-------- Task material
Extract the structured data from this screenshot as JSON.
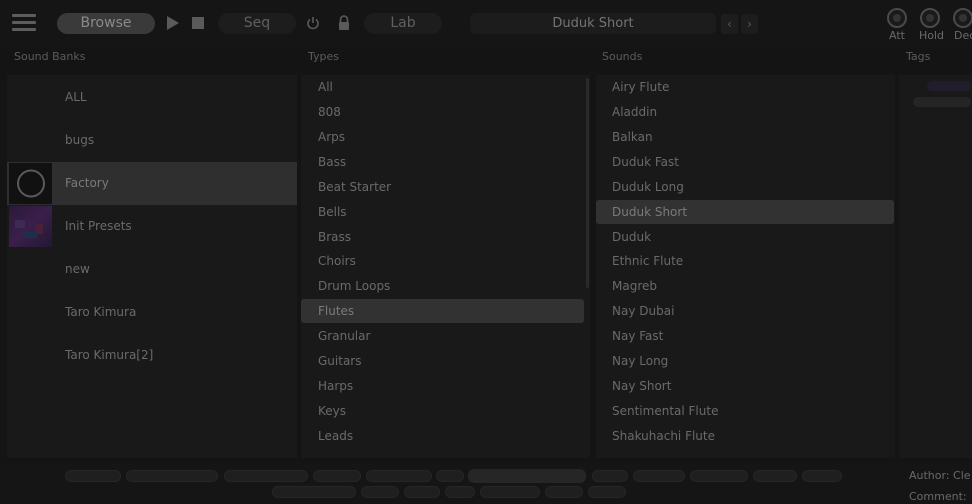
{
  "header": {
    "browse_label": "Browse",
    "seq_label": "Seq",
    "lab_label": "Lab",
    "preset_name": "Duduk Short",
    "prev_label": "‹",
    "next_label": "›",
    "knobs": [
      {
        "label": "Att"
      },
      {
        "label": "Hold"
      },
      {
        "label": "Dec"
      }
    ]
  },
  "columns": {
    "banks": "Sound Banks",
    "types": "Types",
    "sounds": "Sounds",
    "tags": "Tags"
  },
  "banks": [
    {
      "label": "ALL"
    },
    {
      "label": "bugs"
    },
    {
      "label": "Factory"
    },
    {
      "label": "Init Presets"
    },
    {
      "label": "new"
    },
    {
      "label": "Taro Kimura"
    },
    {
      "label": "Taro Kimura[2]"
    }
  ],
  "selected_bank": "Factory",
  "types": [
    "All",
    "808",
    "Arps",
    "Bass",
    "Beat Starter",
    "Bells",
    "Brass",
    "Choirs",
    "Drum Loops",
    "Flutes",
    "Granular",
    "Guitars",
    "Harps",
    "Keys",
    "Leads"
  ],
  "selected_type": "Flutes",
  "sounds": [
    "Airy Flute",
    "Aladdin",
    "Balkan",
    "Duduk Fast",
    "Duduk Long",
    "Duduk Short",
    "Duduk",
    "Ethnic Flute",
    "Magreb",
    "Nay Dubai",
    "Nay Fast",
    "Nay Long",
    "Nay Short",
    "Sentimental Flute",
    "Shakuhachi Flute"
  ],
  "selected_sound": "Duduk Short",
  "footer": {
    "author_label": "Author: Cle",
    "comment_label": "Comment:"
  },
  "icons": {
    "menu": "menu-icon",
    "play": "play-icon",
    "stop": "stop-icon",
    "power": "power-icon",
    "lock": "lock-icon"
  },
  "colors": {
    "background": "#141414",
    "panel": "#191919",
    "selection": "#323232",
    "text": "#6a6a6a"
  }
}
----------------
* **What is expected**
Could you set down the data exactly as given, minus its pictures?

* **Reply**
Extract the structured data from this screenshot as JSON.
{
  "header": {
    "browse_label": "Browse",
    "seq_label": "Seq",
    "lab_label": "Lab",
    "preset_name": "Duduk Short",
    "prev_label": "‹",
    "next_label": "›",
    "knobs": [
      {
        "label": "Att"
      },
      {
        "label": "Hold"
      },
      {
        "label": "Dec"
      }
    ]
  },
  "columns": {
    "banks": "Sound Banks",
    "types": "Types",
    "sounds": "Sounds",
    "tags": "Tags"
  },
  "banks": [
    {
      "label": "ALL"
    },
    {
      "label": "bugs"
    },
    {
      "label": "Factory"
    },
    {
      "label": "Init Presets"
    },
    {
      "label": "new"
    },
    {
      "label": "Taro Kimura"
    },
    {
      "label": "Taro Kimura[2]"
    }
  ],
  "selected_bank": "Factory",
  "types": [
    "All",
    "808",
    "Arps",
    "Bass",
    "Beat Starter",
    "Bells",
    "Brass",
    "Choirs",
    "Drum Loops",
    "Flutes",
    "Granular",
    "Guitars",
    "Harps",
    "Keys",
    "Leads"
  ],
  "selected_type": "Flutes",
  "sounds": [
    "Airy Flute",
    "Aladdin",
    "Balkan",
    "Duduk Fast",
    "Duduk Long",
    "Duduk Short",
    "Duduk",
    "Ethnic Flute",
    "Magreb",
    "Nay Dubai",
    "Nay Fast",
    "Nay Long",
    "Nay Short",
    "Sentimental Flute",
    "Shakuhachi Flute"
  ],
  "selected_sound": "Duduk Short",
  "footer": {
    "author_label": "Author: Cle",
    "comment_label": "Comment:"
  },
  "icons": {
    "menu": "menu-icon",
    "play": "play-icon",
    "stop": "stop-icon",
    "power": "power-icon",
    "lock": "lock-icon"
  },
  "colors": {
    "background": "#141414",
    "panel": "#191919",
    "selection": "#323232",
    "text": "#6a6a6a"
  }
}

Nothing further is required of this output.